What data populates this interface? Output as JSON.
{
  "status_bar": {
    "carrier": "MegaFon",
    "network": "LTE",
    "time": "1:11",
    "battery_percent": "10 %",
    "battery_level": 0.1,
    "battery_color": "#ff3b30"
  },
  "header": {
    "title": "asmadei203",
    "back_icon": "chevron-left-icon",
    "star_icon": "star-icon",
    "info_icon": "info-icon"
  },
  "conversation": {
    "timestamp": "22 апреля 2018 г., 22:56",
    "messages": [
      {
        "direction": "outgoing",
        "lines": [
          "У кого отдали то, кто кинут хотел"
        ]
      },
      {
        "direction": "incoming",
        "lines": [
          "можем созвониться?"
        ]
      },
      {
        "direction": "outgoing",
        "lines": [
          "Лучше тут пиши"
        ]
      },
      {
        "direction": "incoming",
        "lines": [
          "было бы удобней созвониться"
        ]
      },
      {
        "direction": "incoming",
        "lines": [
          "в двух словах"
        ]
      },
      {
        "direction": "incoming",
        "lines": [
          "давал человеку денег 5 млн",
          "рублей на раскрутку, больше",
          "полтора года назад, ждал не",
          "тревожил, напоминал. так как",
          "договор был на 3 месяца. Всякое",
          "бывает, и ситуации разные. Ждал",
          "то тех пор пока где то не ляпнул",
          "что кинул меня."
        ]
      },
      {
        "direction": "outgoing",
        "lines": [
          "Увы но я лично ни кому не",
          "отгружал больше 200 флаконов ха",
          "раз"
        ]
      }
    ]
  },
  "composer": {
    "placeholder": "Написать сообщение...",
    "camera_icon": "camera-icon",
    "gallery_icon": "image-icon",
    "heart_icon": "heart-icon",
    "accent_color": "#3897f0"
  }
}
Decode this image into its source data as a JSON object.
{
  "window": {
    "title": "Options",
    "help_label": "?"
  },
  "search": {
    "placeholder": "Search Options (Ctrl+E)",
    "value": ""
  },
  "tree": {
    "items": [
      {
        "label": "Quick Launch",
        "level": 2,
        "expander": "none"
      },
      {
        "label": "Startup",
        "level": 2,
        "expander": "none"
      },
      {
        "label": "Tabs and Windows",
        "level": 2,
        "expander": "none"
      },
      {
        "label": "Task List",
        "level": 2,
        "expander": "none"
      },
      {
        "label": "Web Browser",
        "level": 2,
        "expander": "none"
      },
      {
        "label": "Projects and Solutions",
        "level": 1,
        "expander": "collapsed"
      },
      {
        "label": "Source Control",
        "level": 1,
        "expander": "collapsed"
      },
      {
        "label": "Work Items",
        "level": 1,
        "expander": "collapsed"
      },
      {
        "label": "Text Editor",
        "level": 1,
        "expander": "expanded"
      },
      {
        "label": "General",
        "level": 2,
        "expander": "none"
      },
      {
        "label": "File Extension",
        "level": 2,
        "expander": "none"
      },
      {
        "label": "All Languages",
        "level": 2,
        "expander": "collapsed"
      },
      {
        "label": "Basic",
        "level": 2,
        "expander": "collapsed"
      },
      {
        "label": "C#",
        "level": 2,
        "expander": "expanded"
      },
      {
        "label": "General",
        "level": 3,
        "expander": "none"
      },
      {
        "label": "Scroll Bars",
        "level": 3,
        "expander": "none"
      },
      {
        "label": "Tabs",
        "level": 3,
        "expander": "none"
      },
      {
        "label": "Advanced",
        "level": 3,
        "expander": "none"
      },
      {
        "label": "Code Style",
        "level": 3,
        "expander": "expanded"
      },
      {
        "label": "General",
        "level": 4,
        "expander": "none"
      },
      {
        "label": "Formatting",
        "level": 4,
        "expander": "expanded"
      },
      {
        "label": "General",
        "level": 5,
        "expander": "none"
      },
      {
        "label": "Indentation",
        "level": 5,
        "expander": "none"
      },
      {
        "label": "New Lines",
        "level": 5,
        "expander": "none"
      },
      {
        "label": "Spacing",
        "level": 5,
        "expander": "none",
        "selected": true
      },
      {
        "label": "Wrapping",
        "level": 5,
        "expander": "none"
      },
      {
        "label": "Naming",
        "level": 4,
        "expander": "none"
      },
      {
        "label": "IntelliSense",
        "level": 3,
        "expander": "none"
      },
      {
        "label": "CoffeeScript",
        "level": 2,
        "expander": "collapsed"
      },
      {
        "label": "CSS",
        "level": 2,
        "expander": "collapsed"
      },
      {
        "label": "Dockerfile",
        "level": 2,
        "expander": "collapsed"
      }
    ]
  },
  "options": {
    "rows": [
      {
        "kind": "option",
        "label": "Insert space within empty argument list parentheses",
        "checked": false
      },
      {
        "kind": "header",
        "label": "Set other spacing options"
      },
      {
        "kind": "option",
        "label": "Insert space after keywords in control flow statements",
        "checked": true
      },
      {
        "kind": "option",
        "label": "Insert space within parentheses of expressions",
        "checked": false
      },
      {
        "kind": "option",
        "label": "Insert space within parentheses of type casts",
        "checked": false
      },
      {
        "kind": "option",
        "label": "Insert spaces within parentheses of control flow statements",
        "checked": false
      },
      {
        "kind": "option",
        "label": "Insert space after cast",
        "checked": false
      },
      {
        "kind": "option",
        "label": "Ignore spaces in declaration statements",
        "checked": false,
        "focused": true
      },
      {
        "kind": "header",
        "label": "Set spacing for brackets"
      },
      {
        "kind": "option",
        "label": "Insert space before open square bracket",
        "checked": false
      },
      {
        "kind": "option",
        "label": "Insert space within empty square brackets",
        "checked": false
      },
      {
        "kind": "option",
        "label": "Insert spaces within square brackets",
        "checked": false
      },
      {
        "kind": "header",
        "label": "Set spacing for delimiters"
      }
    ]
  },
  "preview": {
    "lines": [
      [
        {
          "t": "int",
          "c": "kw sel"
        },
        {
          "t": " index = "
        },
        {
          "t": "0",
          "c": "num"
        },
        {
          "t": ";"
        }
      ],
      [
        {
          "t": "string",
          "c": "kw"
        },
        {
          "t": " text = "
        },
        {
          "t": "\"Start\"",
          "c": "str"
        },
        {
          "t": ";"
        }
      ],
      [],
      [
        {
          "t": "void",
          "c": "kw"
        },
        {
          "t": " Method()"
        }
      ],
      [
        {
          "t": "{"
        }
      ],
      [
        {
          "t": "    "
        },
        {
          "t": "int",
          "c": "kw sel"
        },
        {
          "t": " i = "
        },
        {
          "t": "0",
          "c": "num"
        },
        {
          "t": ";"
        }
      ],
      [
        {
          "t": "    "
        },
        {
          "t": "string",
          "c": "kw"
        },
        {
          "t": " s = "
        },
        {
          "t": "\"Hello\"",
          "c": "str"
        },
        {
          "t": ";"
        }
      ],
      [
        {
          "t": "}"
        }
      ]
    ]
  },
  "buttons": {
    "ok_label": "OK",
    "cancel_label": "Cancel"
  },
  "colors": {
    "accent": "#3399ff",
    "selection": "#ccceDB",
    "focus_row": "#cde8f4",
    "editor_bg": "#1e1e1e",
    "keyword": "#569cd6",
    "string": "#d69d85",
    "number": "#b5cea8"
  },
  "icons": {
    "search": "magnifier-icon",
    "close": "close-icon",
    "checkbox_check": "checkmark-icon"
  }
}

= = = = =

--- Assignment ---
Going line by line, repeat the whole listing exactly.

--- Response area ---
What data populates this interface? Output as JSON.
{
  "status_bar": {
    "carrier": "MegaFon",
    "network": "LTE",
    "time": "1:11",
    "battery_percent": "10 %",
    "battery_level": 0.1,
    "battery_color": "#ff3b30"
  },
  "header": {
    "title": "asmadei203",
    "back_icon": "chevron-left-icon",
    "star_icon": "star-icon",
    "info_icon": "info-icon"
  },
  "conversation": {
    "timestamp": "22 апреля 2018 г., 22:56",
    "messages": [
      {
        "direction": "outgoing",
        "lines": [
          "У кого отдали то, кто кинут хотел"
        ]
      },
      {
        "direction": "incoming",
        "lines": [
          "можем созвониться?"
        ]
      },
      {
        "direction": "outgoing",
        "lines": [
          "Лучше тут пиши"
        ]
      },
      {
        "direction": "incoming",
        "lines": [
          "было бы удобней созвониться"
        ]
      },
      {
        "direction": "incoming",
        "lines": [
          "в двух словах"
        ]
      },
      {
        "direction": "incoming",
        "lines": [
          "давал человеку денег 5 млн",
          "рублей на раскрутку, больше",
          "полтора года назад, ждал не",
          "тревожил, напоминал. так как",
          "договор был на 3 месяца. Всякое",
          "бывает, и ситуации разные. Ждал",
          "то тех пор пока где то не ляпнул",
          "что кинул меня."
        ]
      },
      {
        "direction": "outgoing",
        "lines": [
          "Увы но я лично ни кому не",
          "отгружал больше 200 флаконов ха",
          "раз"
        ]
      }
    ]
  },
  "composer": {
    "placeholder": "Написать сообщение...",
    "camera_icon": "camera-icon",
    "gallery_icon": "image-icon",
    "heart_icon": "heart-icon",
    "accent_color": "#3897f0"
  }
}
Decode this image into its source data as a JSON object.
{
  "window": {
    "title": "Options",
    "help_label": "?"
  },
  "search": {
    "placeholder": "Search Options (Ctrl+E)",
    "value": ""
  },
  "tree": {
    "items": [
      {
        "label": "Quick Launch",
        "level": 2,
        "expander": "none"
      },
      {
        "label": "Startup",
        "level": 2,
        "expander": "none"
      },
      {
        "label": "Tabs and Windows",
        "level": 2,
        "expander": "none"
      },
      {
        "label": "Task List",
        "level": 2,
        "expander": "none"
      },
      {
        "label": "Web Browser",
        "level": 2,
        "expander": "none"
      },
      {
        "label": "Projects and Solutions",
        "level": 1,
        "expander": "collapsed"
      },
      {
        "label": "Source Control",
        "level": 1,
        "expander": "collapsed"
      },
      {
        "label": "Work Items",
        "level": 1,
        "expander": "collapsed"
      },
      {
        "label": "Text Editor",
        "level": 1,
        "expander": "expanded"
      },
      {
        "label": "General",
        "level": 2,
        "expander": "none"
      },
      {
        "label": "File Extension",
        "level": 2,
        "expander": "none"
      },
      {
        "label": "All Languages",
        "level": 2,
        "expander": "collapsed"
      },
      {
        "label": "Basic",
        "level": 2,
        "expander": "collapsed"
      },
      {
        "label": "C#",
        "level": 2,
        "expander": "expanded"
      },
      {
        "label": "General",
        "level": 3,
        "expander": "none"
      },
      {
        "label": "Scroll Bars",
        "level": 3,
        "expander": "none"
      },
      {
        "label": "Tabs",
        "level": 3,
        "expander": "none"
      },
      {
        "label": "Advanced",
        "level": 3,
        "expander": "none"
      },
      {
        "label": "Code Style",
        "level": 3,
        "expander": "expanded"
      },
      {
        "label": "General",
        "level": 4,
        "expander": "none"
      },
      {
        "label": "Formatting",
        "level": 4,
        "expander": "expanded"
      },
      {
        "label": "General",
        "level": 5,
        "expander": "none"
      },
      {
        "label": "Indentation",
        "level": 5,
        "expander": "none"
      },
      {
        "label": "New Lines",
        "level": 5,
        "expander": "none"
      },
      {
        "label": "Spacing",
        "level": 5,
        "expander": "none",
        "selected": true
      },
      {
        "label": "Wrapping",
        "level": 5,
        "expander": "none"
      },
      {
        "label": "Naming",
        "level": 4,
        "expander": "none"
      },
      {
        "label": "IntelliSense",
        "level": 3,
        "expander": "none"
      },
      {
        "label": "CoffeeScript",
        "level": 2,
        "expander": "collapsed"
      },
      {
        "label": "CSS",
        "level": 2,
        "expander": "collapsed"
      },
      {
        "label": "Dockerfile",
        "level": 2,
        "expander": "collapsed"
      }
    ]
  },
  "options": {
    "rows": [
      {
        "kind": "option",
        "label": "Insert space within empty argument list parentheses",
        "checked": false
      },
      {
        "kind": "header",
        "label": "Set other spacing options"
      },
      {
        "kind": "option",
        "label": "Insert space after keywords in control flow statements",
        "checked": true
      },
      {
        "kind": "option",
        "label": "Insert space within parentheses of expressions",
        "checked": false
      },
      {
        "kind": "option",
        "label": "Insert space within parentheses of type casts",
        "checked": false
      },
      {
        "kind": "option",
        "label": "Insert spaces within parentheses of control flow statements",
        "checked": false
      },
      {
        "kind": "option",
        "label": "Insert space after cast",
        "checked": false
      },
      {
        "kind": "option",
        "label": "Ignore spaces in declaration statements",
        "checked": false,
        "focused": true
      },
      {
        "kind": "header",
        "label": "Set spacing for brackets"
      },
      {
        "kind": "option",
        "label": "Insert space before open square bracket",
        "checked": false
      },
      {
        "kind": "option",
        "label": "Insert space within empty square brackets",
        "checked": false
      },
      {
        "kind": "option",
        "label": "Insert spaces within square brackets",
        "checked": false
      },
      {
        "kind": "header",
        "label": "Set spacing for delimiters"
      }
    ]
  },
  "preview": {
    "lines": [
      [
        {
          "t": "int",
          "c": "kw sel"
        },
        {
          "t": " index = "
        },
        {
          "t": "0",
          "c": "num"
        },
        {
          "t": ";"
        }
      ],
      [
        {
          "t": "string",
          "c": "kw"
        },
        {
          "t": " text = "
        },
        {
          "t": "\"Start\"",
          "c": "str"
        },
        {
          "t": ";"
        }
      ],
      [],
      [
        {
          "t": "void",
          "c": "kw"
        },
        {
          "t": " Method()"
        }
      ],
      [
        {
          "t": "{"
        }
      ],
      [
        {
          "t": "    "
        },
        {
          "t": "int",
          "c": "kw sel"
        },
        {
          "t": " i = "
        },
        {
          "t": "0",
          "c": "num"
        },
        {
          "t": ";"
        }
      ],
      [
        {
          "t": "    "
        },
        {
          "t": "string",
          "c": "kw"
        },
        {
          "t": " s = "
        },
        {
          "t": "\"Hello\"",
          "c": "str"
        },
        {
          "t": ";"
        }
      ],
      [
        {
          "t": "}"
        }
      ]
    ]
  },
  "buttons": {
    "ok_label": "OK",
    "cancel_label": "Cancel"
  },
  "colors": {
    "accent": "#3399ff",
    "selection": "#ccceDB",
    "focus_row": "#cde8f4",
    "editor_bg": "#1e1e1e",
    "keyword": "#569cd6",
    "string": "#d69d85",
    "number": "#b5cea8"
  },
  "icons": {
    "search": "magnifier-icon",
    "close": "close-icon",
    "checkbox_check": "checkmark-icon"
  }
}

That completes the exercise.